More walking. Twice this week I have visited a bleak and hilly area north of Sheffield and along the road I had to pass this isolated pub called "The Travellers Inn". Once it would have catered for coach travel - I mean teams of horses and coach travellers - when the miles passed far more slowly than they do today.
I have rambled round Ingbirchworth, Denby Dale, Upper Denby, Lower Denby, Skelmanthorpe, Bagden Hall and to me the best name of all - Nether End. Nether End - like the end of the world. The word also appears within Sheffield's suburbs - Nether Green and Nether Edge. Both of our children were born at Nether Edge when the maternity hospital still stood there.

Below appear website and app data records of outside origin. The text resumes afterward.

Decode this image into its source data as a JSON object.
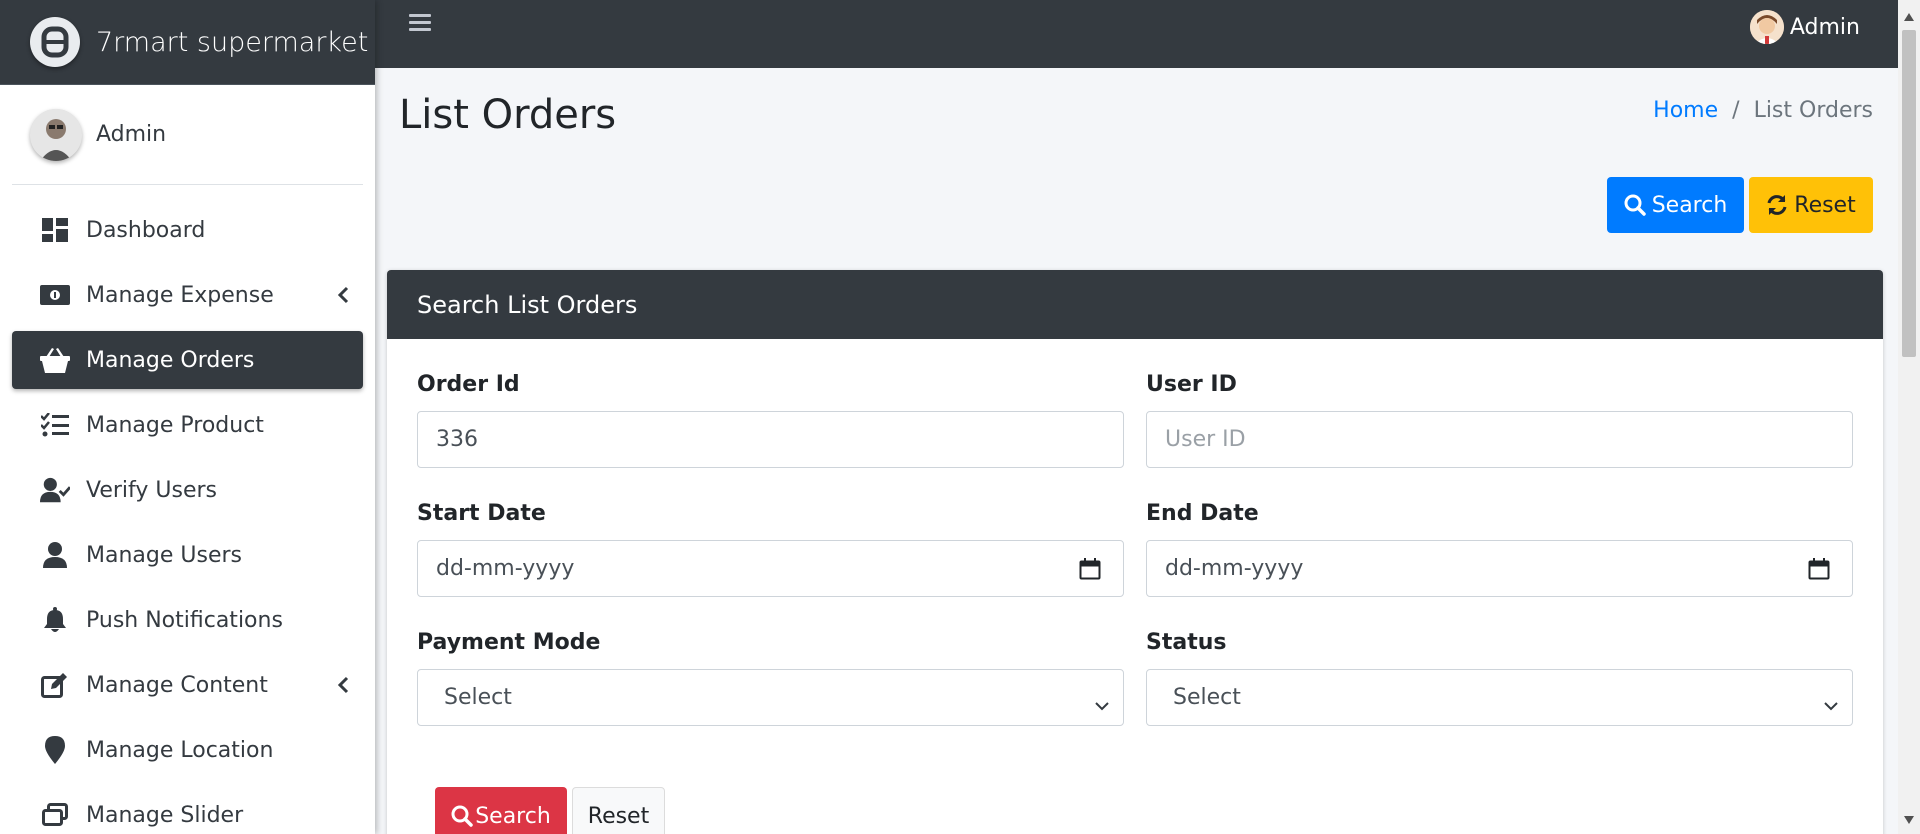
{
  "brand": {
    "name": "7rmart supermarket"
  },
  "sidebar": {
    "user": "Admin",
    "items": [
      {
        "label": "Dashboard",
        "icon": "dashboard-icon"
      },
      {
        "label": "Manage Expense",
        "icon": "money-icon",
        "has_submenu": true
      },
      {
        "label": "Manage Orders",
        "icon": "basket-icon",
        "active": true
      },
      {
        "label": "Manage Product",
        "icon": "tasks-icon"
      },
      {
        "label": "Verify Users",
        "icon": "user-check-icon"
      },
      {
        "label": "Manage Users",
        "icon": "user-icon"
      },
      {
        "label": "Push Notifications",
        "icon": "bell-icon"
      },
      {
        "label": "Manage Content",
        "icon": "edit-icon",
        "has_submenu": true
      },
      {
        "label": "Manage Location",
        "icon": "map-marker-icon"
      },
      {
        "label": "Manage Slider",
        "icon": "slider-icon"
      }
    ]
  },
  "topbar": {
    "user": "Admin"
  },
  "page": {
    "title": "List Orders",
    "breadcrumb": {
      "home": "Home",
      "current": "List Orders"
    },
    "search_label": "Search",
    "reset_label": "Reset"
  },
  "card": {
    "header": "Search List Orders",
    "order_id": {
      "label": "Order Id",
      "value": "336"
    },
    "user_id": {
      "label": "User ID",
      "placeholder": "User ID"
    },
    "start_date": {
      "label": "Start Date",
      "placeholder": "dd-mm-yyyy"
    },
    "end_date": {
      "label": "End Date",
      "placeholder": "dd-mm-yyyy"
    },
    "payment_mode": {
      "label": "Payment Mode",
      "selected": "Select"
    },
    "status": {
      "label": "Status",
      "selected": "Select"
    },
    "search_label": "Search",
    "reset_label": "Reset"
  },
  "colors": {
    "dark": "#343a40",
    "primary": "#007bff",
    "warning": "#ffc107",
    "danger": "#dc3545"
  }
}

Now it's a campus of luxury flats - a gated community - keeping the rest of the world out. The idea of living in such an exclusive "community" appals me.

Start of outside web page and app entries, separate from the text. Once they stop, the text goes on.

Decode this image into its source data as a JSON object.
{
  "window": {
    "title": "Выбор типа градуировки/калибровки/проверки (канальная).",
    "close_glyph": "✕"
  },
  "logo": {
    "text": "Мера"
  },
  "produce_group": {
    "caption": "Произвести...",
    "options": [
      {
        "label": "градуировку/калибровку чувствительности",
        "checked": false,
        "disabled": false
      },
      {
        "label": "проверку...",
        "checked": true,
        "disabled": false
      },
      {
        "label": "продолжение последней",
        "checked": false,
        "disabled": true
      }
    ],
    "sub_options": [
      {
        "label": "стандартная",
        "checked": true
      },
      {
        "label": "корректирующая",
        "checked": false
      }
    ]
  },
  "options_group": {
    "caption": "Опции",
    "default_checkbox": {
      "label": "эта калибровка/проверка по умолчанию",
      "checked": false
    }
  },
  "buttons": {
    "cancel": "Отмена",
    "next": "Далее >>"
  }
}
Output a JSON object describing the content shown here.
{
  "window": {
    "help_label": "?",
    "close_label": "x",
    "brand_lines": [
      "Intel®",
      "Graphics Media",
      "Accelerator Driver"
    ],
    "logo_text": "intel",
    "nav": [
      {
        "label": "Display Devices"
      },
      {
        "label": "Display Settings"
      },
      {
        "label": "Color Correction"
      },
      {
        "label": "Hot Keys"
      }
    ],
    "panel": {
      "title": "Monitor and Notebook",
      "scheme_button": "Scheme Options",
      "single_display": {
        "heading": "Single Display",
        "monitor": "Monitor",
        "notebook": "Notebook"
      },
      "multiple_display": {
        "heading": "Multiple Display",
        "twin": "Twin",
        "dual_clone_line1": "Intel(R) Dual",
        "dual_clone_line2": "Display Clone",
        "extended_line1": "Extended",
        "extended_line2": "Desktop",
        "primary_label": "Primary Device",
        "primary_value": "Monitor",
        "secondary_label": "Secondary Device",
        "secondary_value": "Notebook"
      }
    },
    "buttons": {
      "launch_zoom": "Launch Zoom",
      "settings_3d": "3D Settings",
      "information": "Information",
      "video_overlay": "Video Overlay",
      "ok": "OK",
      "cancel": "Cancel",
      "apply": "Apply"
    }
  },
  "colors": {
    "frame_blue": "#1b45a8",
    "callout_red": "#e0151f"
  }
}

A little etymological research tells me that the prefix "nether" means "under" or "lower" - like one's nether regions - somewhat hidden from view. "Denby" was once a "Settlement of the Danes" - harking back to the years - after the Roman occupation - when Yorkshire was invaded by Vikings and other Norsemen. Many Yorkshire place names and family names - including my own - can be traced back to those early Danish settlers. Even the name York sprang from its Viking name - Jorvik.

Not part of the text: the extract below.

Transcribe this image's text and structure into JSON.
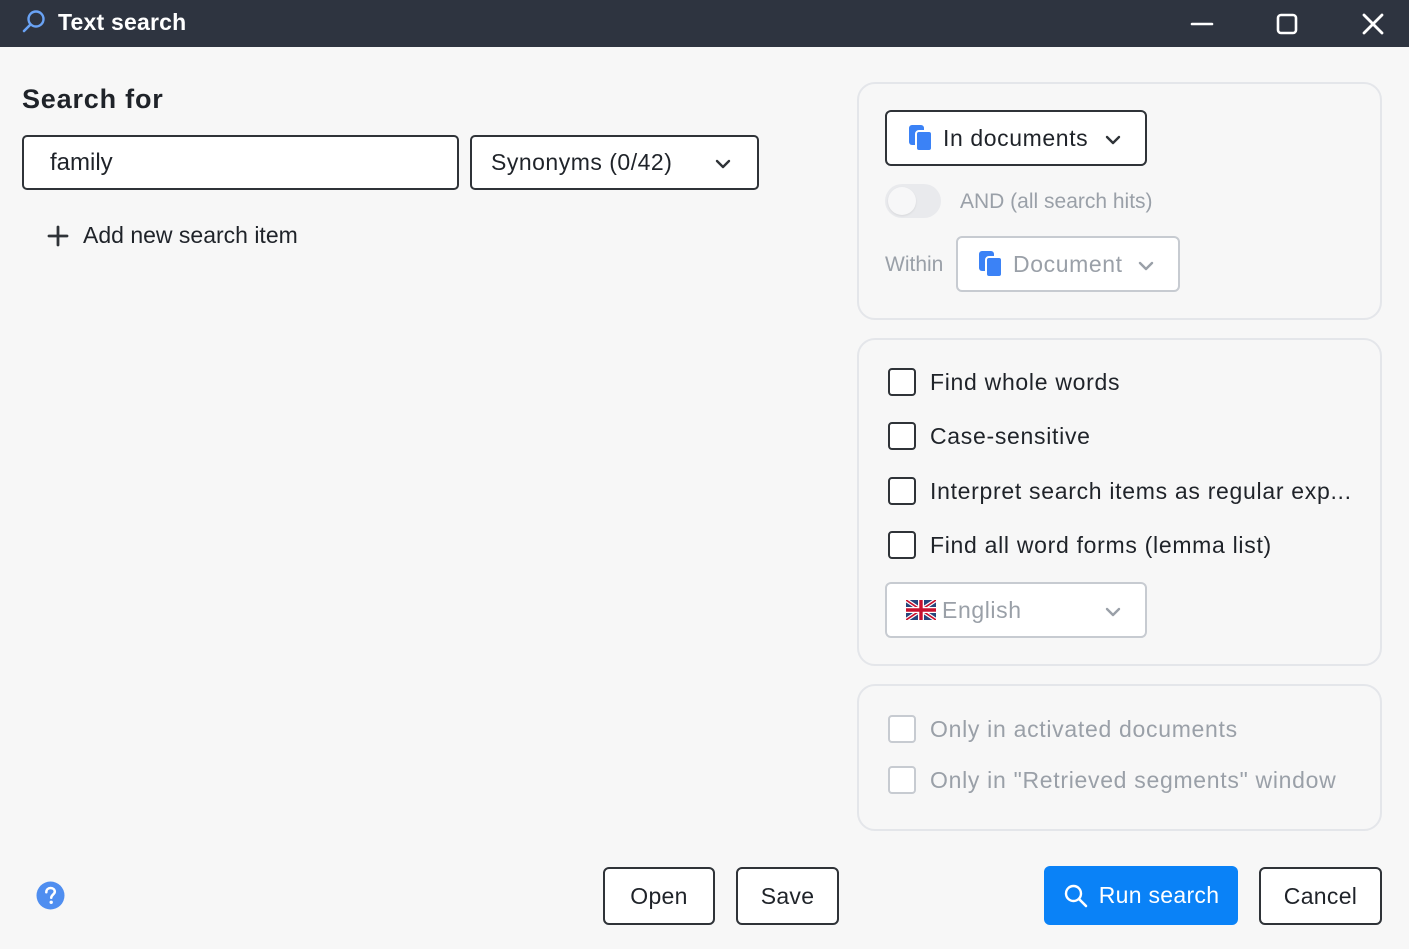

It was good to be out in the wind today, under scudding clouds, plodding along unfamiliar paths. You never know what you might see or when you might encounter a yapping pampered canine or even genuine wildlife. As I descended to a silvery pool in the babbling River Dearne - under a leafy canopy - an alarmed heron flapped its way out of the trees and later a covey of grouse were equally startled - their clucking song resounding along the hedgerows as they left.
Then back past "The Travellers Inn" to Sheffield where I went straight to "Carpet Right" to purchase enough cheap carpet to cover a bedroom floor at our son's house. I have been decorating that room this week and had to admit that the carpet was gross and really needed replacing. I have also bought some new curtains as a previous tenant had roughly sliced the excess bottom inches off the old curtains with a pair of scissors, leaving ragged threads behind. The good thing about cheap carpets is that they tend to be thin so they're quite easy to cut. Fitting it myself will save £60.
Oh dear - this post appears to have rambled like a good old country walk.